Well, that and the American politicians like Donald Trump and Marco Rubio who have used the tragedy to push immigration and anti-China agendas.
As the Bahamian people struggle to find missing loved ones and rebuild their lives, a few stories are coming about local people helping each other during the crisis.
One such story is about Wayne and Marsha Stubbs, who live in Freeport on Grand Bahama Island. The Nassau Guardian recently reported that this couple turned their two-bedroom home into an emergency shelter for 128 of their neighbours!
Their unexpected mission of mercy began when the Maurice Moore Primary School became one of 12 shelters on the island to sustain damage from the punishing hurricane. By 4 p.m. on the second day of the hurricane, local news reported that people now needed to be rescued from the shelter.
One Twitter user wrote:
the Maurice Moore Primary school in Grand Bahama is a shelter but kids literally have to be on top of the shoulders of adults so that they won’t be submerged in the water, dear Lord pleaseee cover these people— Maybe: Aby (@sincerelyaby) September 2, 2019
The Stubbs family home was located across the street from the school. They had contemplated evacuating due to the enormous storm surge, but Mrs. Stubbs had a disability that made the prospect of leaving very difficult.
So they were home when the first two people showed up. Soon, a steady stream of adults and children flowed through their door. One man showed up in a black windbreaker, which he had used to protect his five-day-old baby girl from the elements outside.

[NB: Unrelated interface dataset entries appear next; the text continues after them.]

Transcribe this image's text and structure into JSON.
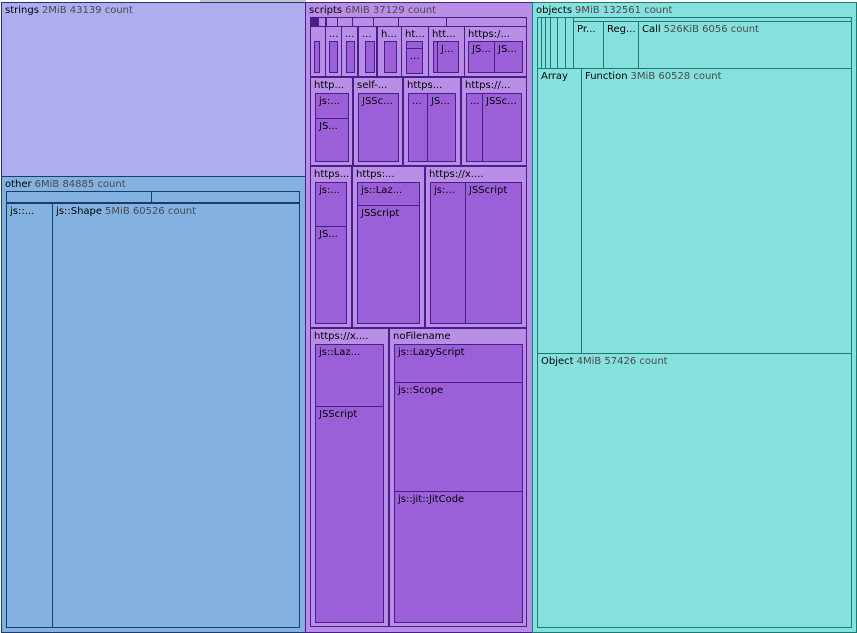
{
  "chart_data": {
    "type": "treemap",
    "colors": {
      "strings": {
        "fill": "#aeaeee",
        "border": "#2a2a8c"
      },
      "other": {
        "fill": "#84b2e0",
        "border": "#1b3d6e"
      },
      "scripts": {
        "fill": "#b98ee6",
        "border": "#4a1e8a"
      },
      "scripts_leaf": {
        "fill": "#9b5fd8",
        "border": "#4a1e8a"
      },
      "objects": {
        "fill": "#86e0de",
        "border": "#1a7a76"
      }
    },
    "groups": [
      {
        "name": "strings",
        "size": "2MiB",
        "count": "43139 count"
      },
      {
        "name": "other",
        "size": "6MiB",
        "count": "84885 count",
        "children": [
          {
            "name": "js::...",
            "size": "",
            "count": ""
          },
          {
            "name": "js::Shape",
            "size": "5MiB",
            "count": "60526 count"
          }
        ]
      },
      {
        "name": "scripts",
        "size": "6MiB",
        "count": "37129 count",
        "children": [
          {
            "name": "http..."
          },
          {
            "name": "self-..."
          },
          {
            "name": "https..."
          },
          {
            "name": "https://..."
          },
          {
            "name": "https..."
          },
          {
            "name": "https:..."
          },
          {
            "name": "https://x...."
          },
          {
            "name": "https://x...."
          },
          {
            "name": "noFilename",
            "children": [
              {
                "name": "js::LazyScript"
              },
              {
                "name": "js::Scope"
              },
              {
                "name": "js::jit::JitCode"
              }
            ]
          }
        ],
        "leaf_labels": [
          "...",
          "...",
          "...",
          "h...",
          "ht...",
          "htt...",
          "https:/...",
          "...",
          "J...",
          "JS...",
          "js:...",
          "JS...",
          "JSSc...",
          "...",
          "JS...",
          "JSSc...",
          "JS...",
          "js::Laz...",
          "JSScript",
          "JSScript",
          "js::Laz...",
          "JSScript"
        ]
      },
      {
        "name": "objects",
        "size": "9MiB",
        "count": "132561 count",
        "children": [
          {
            "name": "Pr..."
          },
          {
            "name": "Reg..."
          },
          {
            "name": "Call",
            "size": "526KiB",
            "count": "6056 count"
          },
          {
            "name": "Array"
          },
          {
            "name": "Function",
            "size": "3MiB",
            "count": "60528 count"
          },
          {
            "name": "Object",
            "size": "4MiB",
            "count": "57426 count"
          }
        ]
      }
    ]
  }
}
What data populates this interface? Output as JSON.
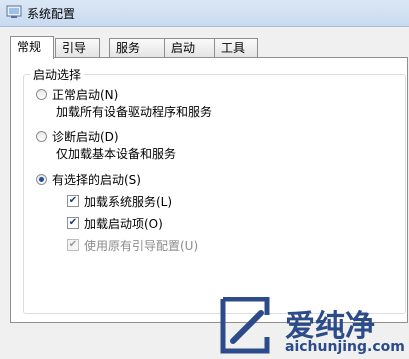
{
  "window": {
    "title": "系统配置",
    "icon": "system-config-icon"
  },
  "tabs": [
    {
      "label": "常规",
      "active": true
    },
    {
      "label": "引导",
      "active": false
    },
    {
      "label": "服务",
      "active": false
    },
    {
      "label": "启动",
      "active": false
    },
    {
      "label": "工具",
      "active": false
    }
  ],
  "startup_group": {
    "title": "启动选择",
    "options": [
      {
        "label": "正常启动(N)",
        "description": "加载所有设备驱动程序和服务",
        "selected": false
      },
      {
        "label": "诊断启动(D)",
        "description": "仅加载基本设备和服务",
        "selected": false
      },
      {
        "label": "有选择的启动(S)",
        "selected": true
      }
    ],
    "checkboxes": [
      {
        "label": "加载系统服务(L)",
        "checked": true,
        "enabled": true
      },
      {
        "label": "加载启动项(O)",
        "checked": true,
        "enabled": true
      },
      {
        "label": "使用原有引导配置(U)",
        "checked": true,
        "enabled": false
      }
    ]
  },
  "watermark": {
    "text": "爱纯净",
    "url": "aichunjing.com",
    "logo": "aichunjing-logo-icon",
    "color": "#2c4b8a"
  }
}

The community of evacuees inside the Stubbs’ home worked together to keep her mother hydrated so she could continue to produce breastmilk. They also helped the new parents name the baby – they chose Zoe, meaning “life.”
Others who found shelter in the small home included five blind persons, including one who suffered from dementia and had to be restrained to keep him from running out into the hurricane.

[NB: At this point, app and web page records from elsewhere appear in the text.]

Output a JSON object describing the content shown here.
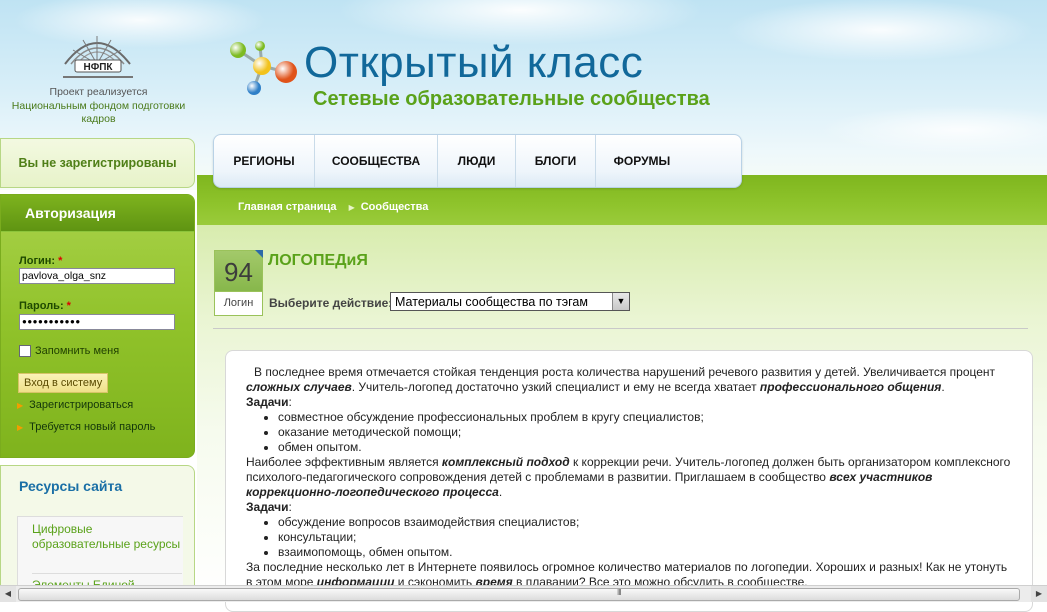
{
  "header": {
    "nfpk_logo_text": "НФПК",
    "nfpk_caption_line1": "Проект реализуется",
    "nfpk_caption_line2": "Национальным фондом подготовки кадров",
    "site_title": "Открытый класс",
    "site_subtitle": "Сетевые образовательные сообщества"
  },
  "nav": {
    "items": [
      "РЕГИОНЫ",
      "СООБЩЕСТВА",
      "ЛЮДИ",
      "БЛОГИ",
      "ФОРУМЫ"
    ]
  },
  "breadcrumb": {
    "home": "Главная страница",
    "current": "Сообщества"
  },
  "sidebar": {
    "not_registered": "Вы не зарегистрированы",
    "auth": {
      "title": "Авторизация",
      "login_label": "Логин:",
      "login_value": "pavlova_olga_snz",
      "password_label": "Пароль:",
      "password_value": "●●●●●●●●●●●",
      "required_mark": "*",
      "remember": "Запомнить меня",
      "login_button": "Вход в систему",
      "register_link": "Зарегистрироваться",
      "new_password_link": "Требуется новый пароль"
    },
    "resources": {
      "title": "Ресурсы сайта",
      "items": [
        "Цифровые образовательные ресурсы",
        "Элементы Единой"
      ]
    }
  },
  "community": {
    "count": "94",
    "count_label": "Логин",
    "title": "ЛОГОПЕДиЯ",
    "action_label": "Выберите действие:",
    "action_selected": "Материалы сообщества по тэгам"
  },
  "content": {
    "intro_1": "В последнее время отмечается стойкая тенденция роста количества нарушений речевого развития у детей. Увеличивается процент ",
    "intro_1_em": "сложных случаев",
    "intro_2": ". Учитель-логопед достаточно узкий специалист и ему не всегда хватает ",
    "intro_2_em": "профессионального общения",
    "intro_end": ".",
    "tasks_label": "Задачи",
    "tasks_colon": ":",
    "tasks_1": [
      "совместное обсуждение профессиональных проблем в кругу специалистов;",
      "оказание методической помощи;",
      "обмен опытом."
    ],
    "para2_1": "Наиболее эффективным является ",
    "para2_1_em": "комплексный подход",
    "para2_2": " к коррекции речи. Учитель-логопед должен быть организатором комплексного психолого-педагогического сопровождения детей с проблемами в развитии. Приглашаем в сообщество ",
    "para2_2_em": "всех участников коррекционно-логопедического процесса",
    "para2_end": ".",
    "tasks_2": [
      "обсуждение вопросов взаимодействия специалистов;",
      "консультации;",
      "взаимопомощь, обмен опытом."
    ],
    "para3_1": "За последние несколько лет в Интернете появилось огромное количество материалов по логопедии. Хороших и разных! Как не утонуть в этом море ",
    "para3_1_em": "информации",
    "para3_2": " и сэкономить ",
    "para3_2_em": "время",
    "para3_3": " в плавании? Все это можно обсудить в сообществе."
  },
  "scrollbar": {
    "grip": "III"
  }
}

A police officer showed up at the Stubbs’ residence near the end of their ordeal and counted 130 people, including Wayne and Marsha. They even sheltered and fed one of the evacuees’ pets.
“In my bed there were literally seven persons, three people on the floor, two on the other side, and in one of the rooms we have a double bed with a single bed and that had 10 babies and their parents in that room,” Marsha told the Guardian.
Members of the group took turns sitting and standing, looked after each other, and sang hymns to keep their spirits lifted during their time together. Like a story out of the Bible, the hundred-plus people survived on a small supply of crackers, tuna, corned beef, cheese and cupcakes.
All the while, her unexpected shelter was itself being threatened with flooding. “It was a lake out here,” she explained. “The rain came and the water came right to the back of this truck and stopped.” She gives God the credit for keeping them all safe. “He said, ‘You are only coming this far because I need to preserve the people in this house.’”
As their saga came to a close and officials moved their unexpected refugees to other shelters on the island, Marsha found a familiar face seeking assistance.
Her co-worker, Latonia Cash, and her family of five had been trapped inside their roof for three days as floodwaters swirled in their home below.
She, too, had managed a miracle, rationing corn flakes and a few bottles of water to keep her children and husband Clarence alive at the height of the storm.
After leaving their home of 17 years, the Cash family was turned away from a shelter; instead, they were taken in by the Stubbs who also welcomed the dog the Cash family had taken in just a day before Dorian struck.
There are many beautiful takeaways from this story, especially the power of ordinary people with willing hearts. You don’t have to have Rihanna’s bank account or a cruise line’s resources to help people when and where you are. As Marsha told the Guardian, “I just said to myself that it was God’s will for us to be here for such a time.
“Now that we have done it, some of them have asked ‘What can I do for you’, but I simply say, ‘Pay it forward. If you find that you need to be able to help someone, help them. Teach your children how to pay it forward so that in the end we have a caring country.”’